One of the Rec. 601 family of component sets is 4:4:4, which may be applied to either RGB or color difference signals. 4:4:4 RGB refers to red, green and blue signals of which each is sampled at 13.5 MHz, while 4:4:4 color difference is a set wherein the color difference components, as well as the luminance component, are sampled at the full 13.5 MHz. We may add a key channel to these, giving us 4:4:4:4 (or 4:2:2:4).

The 18 MHz family members of 601 are designated in the same way, but of course in that case "4" is 18 MHz, not 13.5 MHz. Whatever its historical origin, the "4-based" nomenclature has been extended to the world of high-definition video. In that case the fundamental sample rate, or "4", is 74.25 MHz and a "2" is half that rate or 37.125 MHz.

An important aside: Rec. 601 is written in consideration of the 59.94 Hz frame rate; that is, the 13.5 MHz sampling clock (and the 18 MHz sampling clock, by extension) is exact for the 59.97 Hz rate in the 525-line family. For 60.00 Hz operation, the sampling clock must be run at 13.5 MHz multiplied by 1.001. In HDTV, the 74.25 MHz sample clock is exact for 60.00 Hz operation, and for operation at 59.94 Hz, the rate must be divided by 1.001.
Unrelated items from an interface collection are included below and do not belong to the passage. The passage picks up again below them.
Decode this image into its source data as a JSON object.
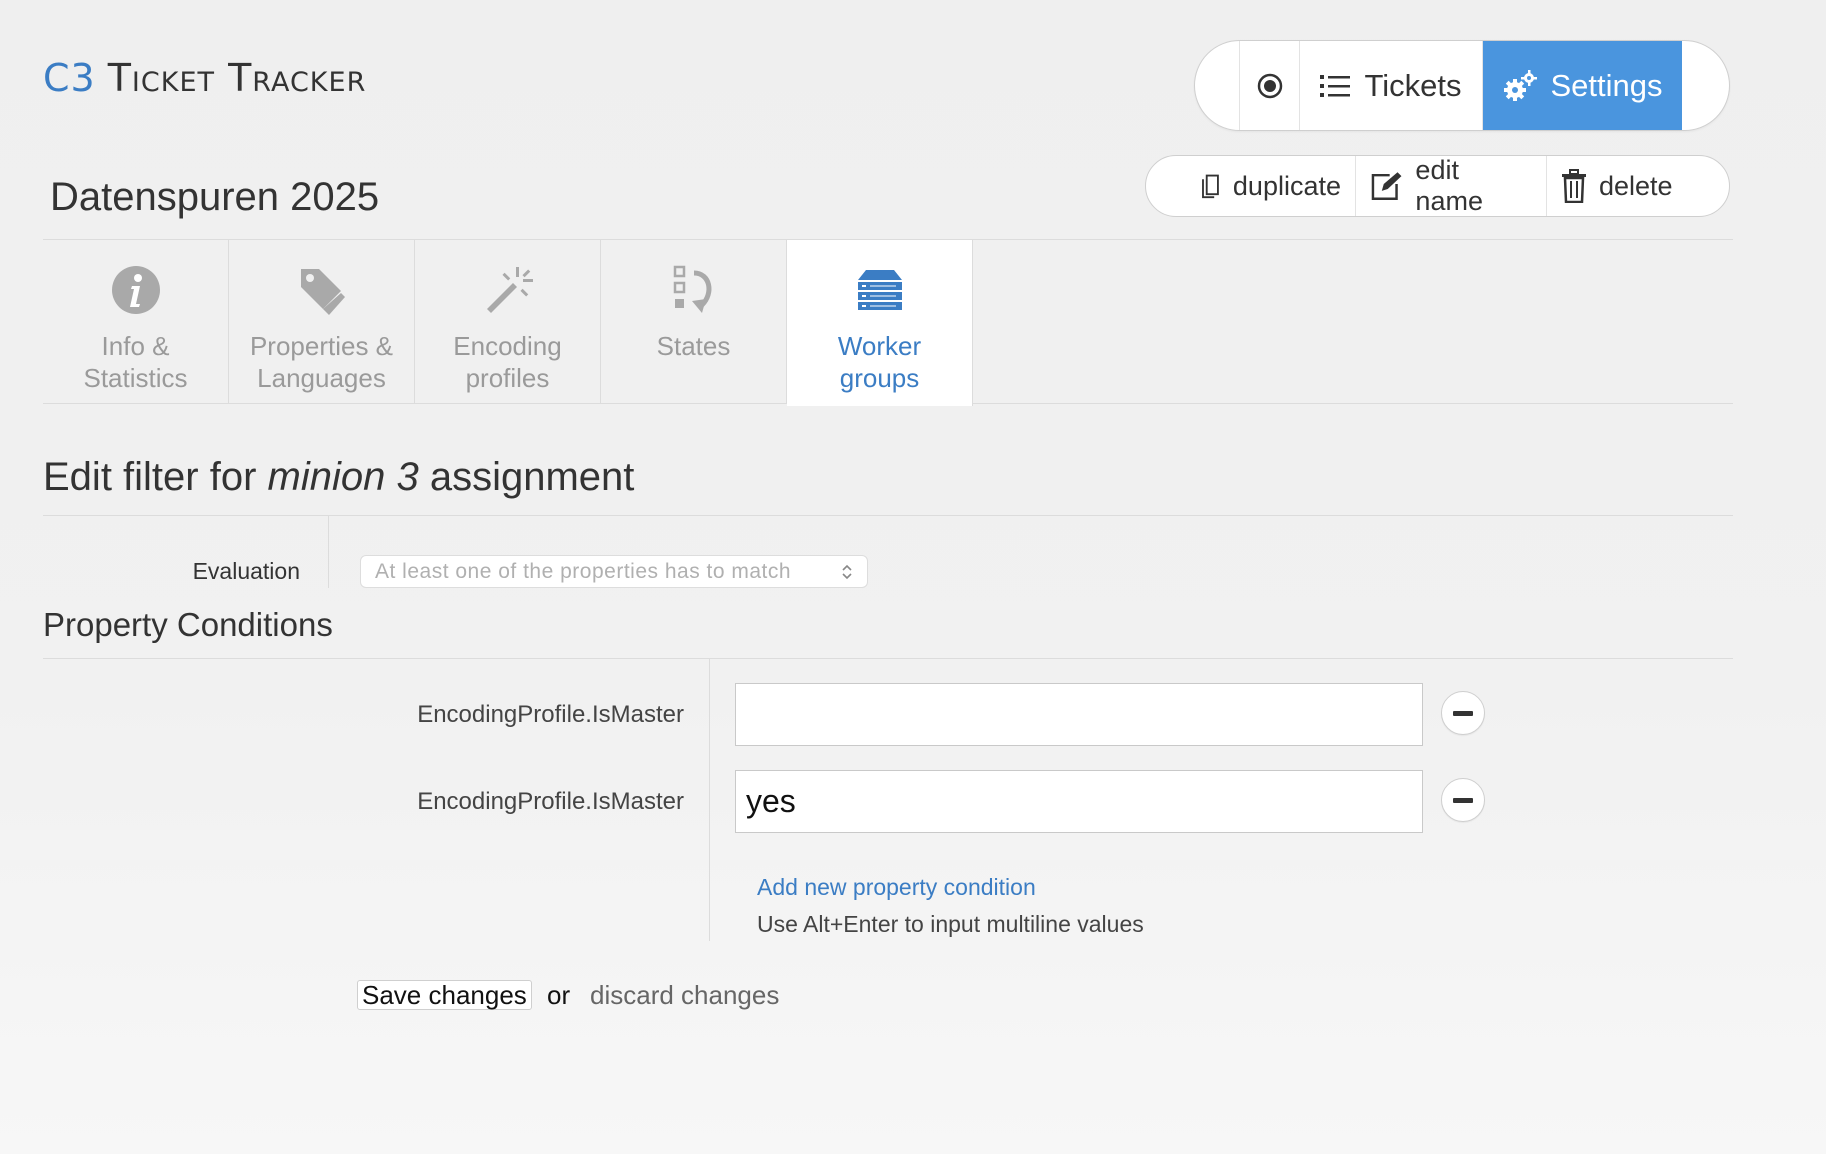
{
  "app": {
    "logo_mark": "C3",
    "logo_name": "Ticket Tracker"
  },
  "mainnav": {
    "record_icon": "record-icon",
    "tickets_label": "Tickets",
    "settings_label": "Settings",
    "active_color": "#4a95de"
  },
  "actions": {
    "duplicate_label": "duplicate",
    "edit_label": "edit name",
    "delete_label": "delete"
  },
  "project": {
    "title": "Datenspuren 2025"
  },
  "tabs": [
    {
      "label": "Info &\nStatistics",
      "icon": "info-icon",
      "active": false
    },
    {
      "label": "Properties &\nLanguages",
      "icon": "tag-icon",
      "active": false
    },
    {
      "label": "Encoding\nprofiles",
      "icon": "magic-wand-icon",
      "active": false
    },
    {
      "label": "States",
      "icon": "states-icon",
      "active": false
    },
    {
      "label": "Worker\ngroups",
      "icon": "server-icon",
      "active": true
    }
  ],
  "form": {
    "heading_prefix": "Edit filter for ",
    "heading_name": "minion 3",
    "heading_suffix": " assignment",
    "evaluation_label": "Evaluation",
    "evaluation_value": "At least one of the properties has to match",
    "conditions_heading": "Property Conditions",
    "conditions": [
      {
        "key": "EncodingProfile.IsMaster",
        "value": ""
      },
      {
        "key": "EncodingProfile.IsMaster",
        "value": "yes"
      }
    ],
    "add_condition_label": "Add new property condition",
    "hint": "Use Alt+Enter to input multiline values",
    "save_label": "Save changes",
    "or_label": "or",
    "discard_label": "discard changes"
  }
}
(click thumbnail)Figure 1

(click thumbnail)Figure 2
We have looked at what these numbers mean in terms of sample rates. The siting of samples, that is, where the samples are taken spatially, must also be considered. In the case of Rec. 601, co-sited samples are taken. In the RGB case, R, G and B samples are taken at the same location in the line, and similarly for 4:4:4 color-difference sampling. In the 4:2:2 color-difference case, at the first sample point on a line, Y (luminance), CR(R-Y), and CB (B-Y) samples are all taken; at the second sample point only a Y sample is taken; at the third sample point a Y, a CB and a CR are taken, and this process is repeated throughout the line. Fig. 1 represents the 4:2:2 sampling process graphically.
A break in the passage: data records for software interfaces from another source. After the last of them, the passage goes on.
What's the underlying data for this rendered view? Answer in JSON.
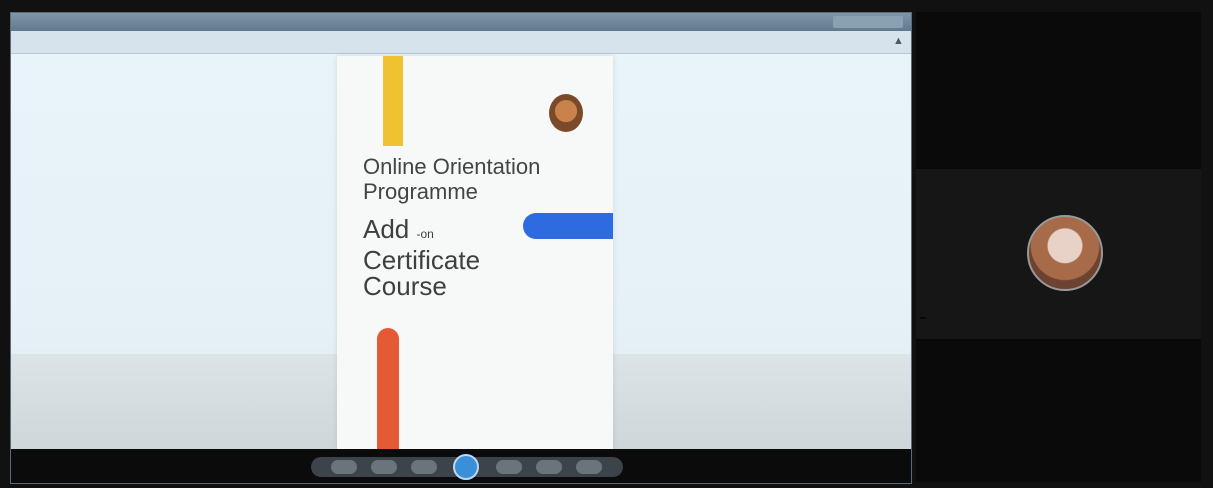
{
  "window": {
    "title": "",
    "tabs_text": ""
  },
  "document": {
    "heading": "Online Orientation Programme",
    "add": "Add",
    "on": "-on",
    "certificate": "Certificate",
    "course": "Course",
    "subtitle": "",
    "details": ""
  },
  "participants": {
    "active_name": ""
  },
  "icons": [
    "pin-icon",
    "org-logo",
    "participant-avatar"
  ],
  "colors": {
    "accent_blue": "#2f6be0",
    "stripe_yellow": "#f0c232",
    "stripe_red": "#e55934",
    "toolbar_accent": "#3a8fd8"
  }
}
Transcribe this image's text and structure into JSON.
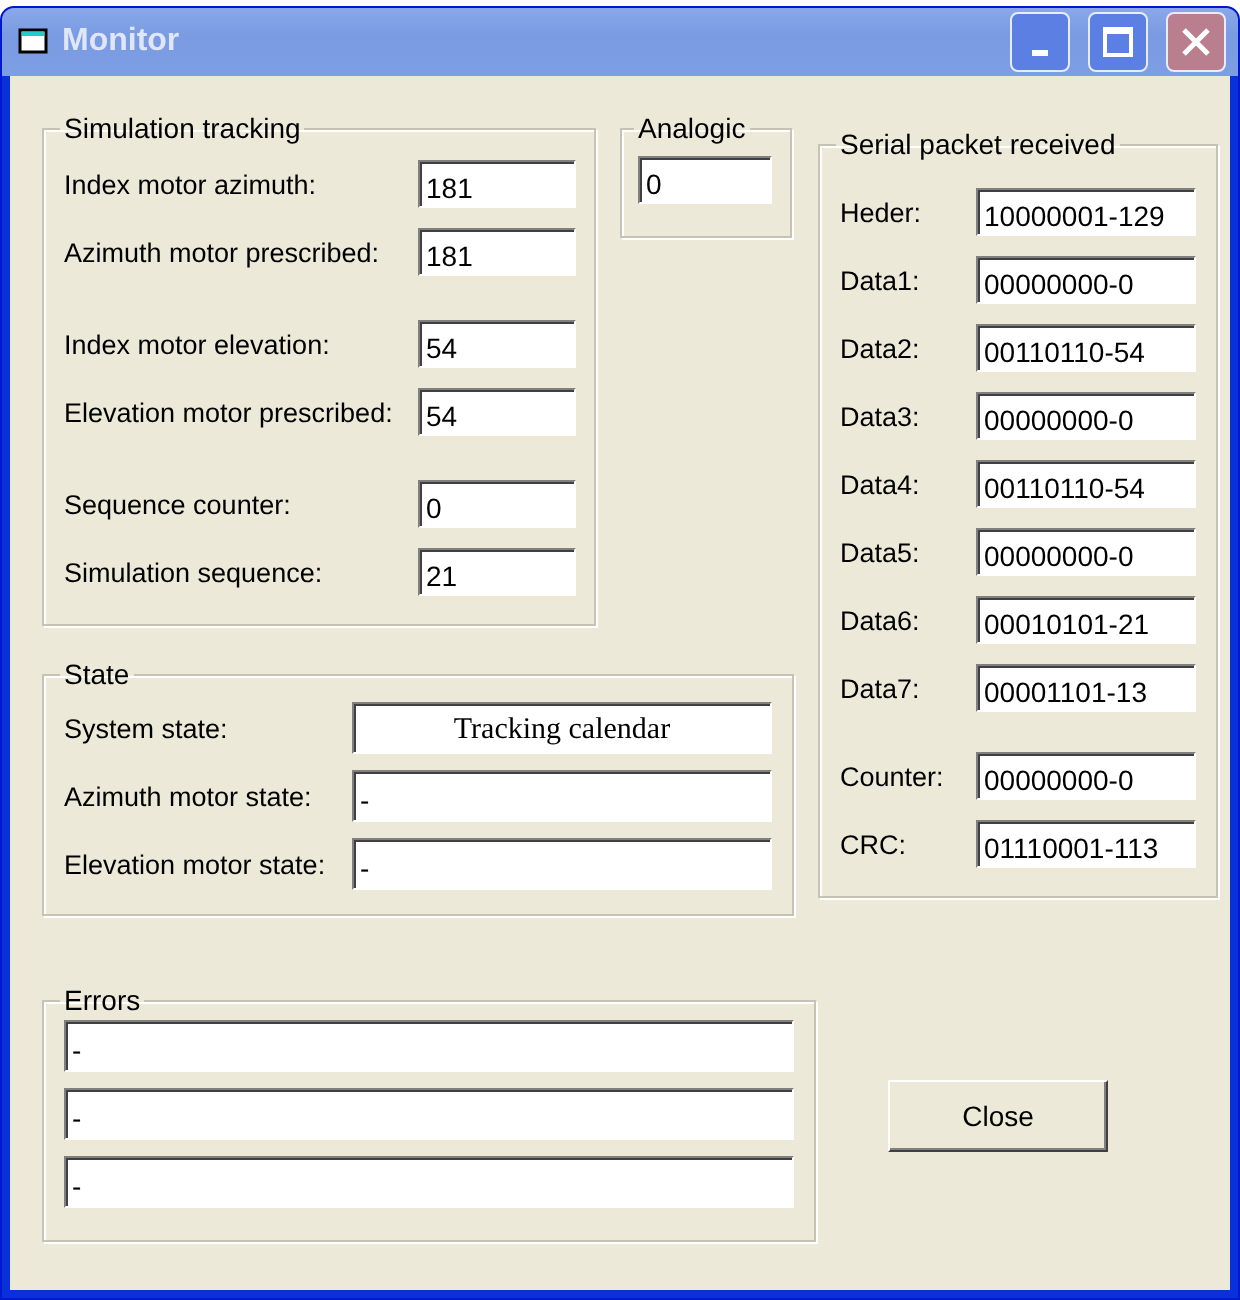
{
  "window": {
    "title": "Monitor",
    "controls": [
      {
        "kind": "minimize"
      },
      {
        "kind": "maximize"
      },
      {
        "kind": "close"
      }
    ]
  },
  "simulation_tracking": {
    "title": "Simulation tracking",
    "field_groups": [
      [
        {
          "label": "Index motor azimuth:",
          "value": "181"
        },
        {
          "label": "Azimuth motor prescribed:",
          "value": "181"
        }
      ],
      [
        {
          "label": "Index motor elevation:",
          "value": "54"
        },
        {
          "label": "Elevation motor prescribed:",
          "value": "54"
        }
      ],
      [
        {
          "label": "Sequence counter:",
          "value": "0"
        },
        {
          "label": "Simulation sequence:",
          "value": "21"
        }
      ]
    ]
  },
  "analogic": {
    "title": "Analogic",
    "value": "0"
  },
  "serial_packet": {
    "title": "Serial packet received",
    "field_groups": [
      [
        {
          "label": "Heder:",
          "value": "10000001-129"
        },
        {
          "label": "Data1:",
          "value": "00000000-0"
        },
        {
          "label": "Data2:",
          "value": "00110110-54"
        },
        {
          "label": "Data3:",
          "value": "00000000-0"
        },
        {
          "label": "Data4:",
          "value": "00110110-54"
        },
        {
          "label": "Data5:",
          "value": "00000000-0"
        },
        {
          "label": "Data6:",
          "value": "00010101-21"
        },
        {
          "label": "Data7:",
          "value": "00001101-13"
        }
      ],
      [
        {
          "label": "Counter:",
          "value": "00000000-0"
        },
        {
          "label": "CRC:",
          "value": "01110001-113"
        }
      ]
    ]
  },
  "state": {
    "title": "State",
    "fields": [
      {
        "label": "System state:",
        "value": "Tracking calendar",
        "kind": "centered"
      },
      {
        "label": "Azimuth motor state:",
        "value": "-",
        "kind": "plain"
      },
      {
        "label": "Elevation motor state:",
        "value": "-",
        "kind": "plain"
      }
    ]
  },
  "errors": {
    "title": "Errors",
    "values": [
      "-",
      "-",
      "-"
    ]
  },
  "buttons": [
    {
      "label": "Close"
    }
  ]
}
While in 4:2:2 sampling the color difference signals are half the bandwidth of the luminance signal (but still much wider in bandwidth than for NTSC or PAL); most video compression systems require further bandwidth limitations. If possible, the additional bandwidth reduction is all taken in the color-difference signals, preserving the detail in the luminance signal. To this end, there are a couple of approaches that are frequently encountered. 4:1:1 sampling, which is found in some of the DV recording formats, is graphically illustrated in Fig. 2. CR and CB samples are co-sited with every fourth, rather than every second, luminance sample.
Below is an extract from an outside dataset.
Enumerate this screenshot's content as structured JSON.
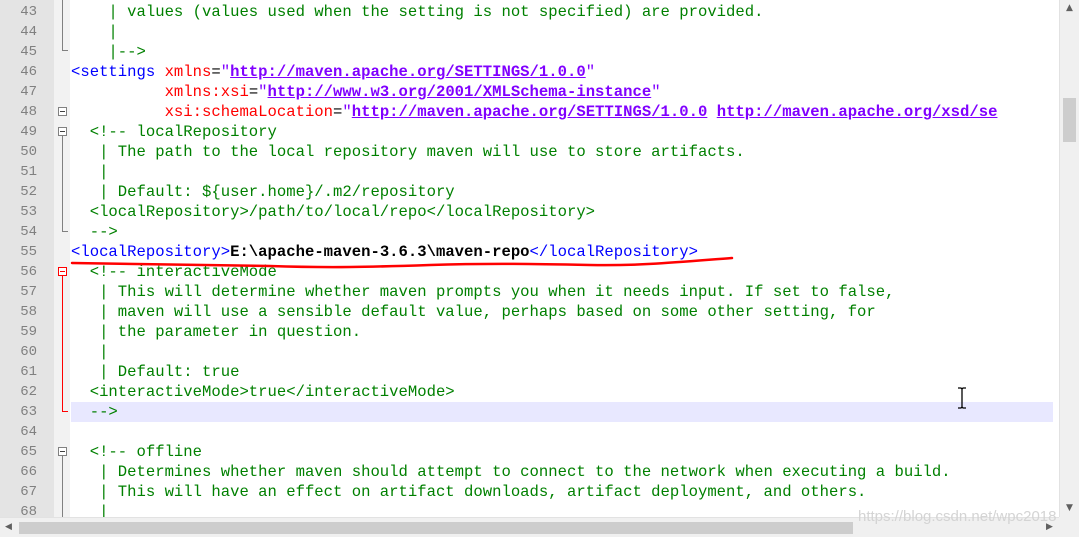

This results in a reduction in color resolution to half that afforded by 4:2:2, but it is still higher color resolution than that of which either NTSC or PAL is capable. MPEG-2 and some other compression schemes use 4:2:0 subsampling.

(click thumbnail)Figure 3

(click thumbnail)Figure 4
The net result of 4:2:0 is the same number of luminance and color difference samples as in 4:1:1, but the siting of the samples is different. In 4:2:0, a single color-difference sample is taken for each two luminance samples, such that a given line contains luminance samples and CR samples only. The line below it contains luminance samples and CB samples only.

VARIETIES OF 4:2:0

There are two varieties of 4:2:0, the difference being where the color-difference samples are sited relative to the luminance samples. MPEG-2 and some 625/50 DV formats use co-sited 4:2:0 sampling, while MPEG-1 and JPEG use interstitially sited 4:2:0 sampling. In co-sited 4:2:0, graphically illustrated in Fig. 3, at the first sample site in the first line, a Y sample and a CB sample are taken. At the second site a Y sample only is taken, while at the third site a Y and a CB are taken and this is repeated across the line.

At the first site in the second line a Y sample and a CR sample are taken, at the second site a Y sample only, at the third a Y and a CR, and this is repeated across the line. In interstitially sited 4:2:0, graphically illustrated in Fig. 4, the color-difference samples are taken between the luminance samples, rather than being co-sited. The first line of samples goes Y, CB, Y, CB, etc., while the second line goes Y, CR, Y, CR, etc.

These are some of the common sampling and subsampling techniques used in HD and SD video.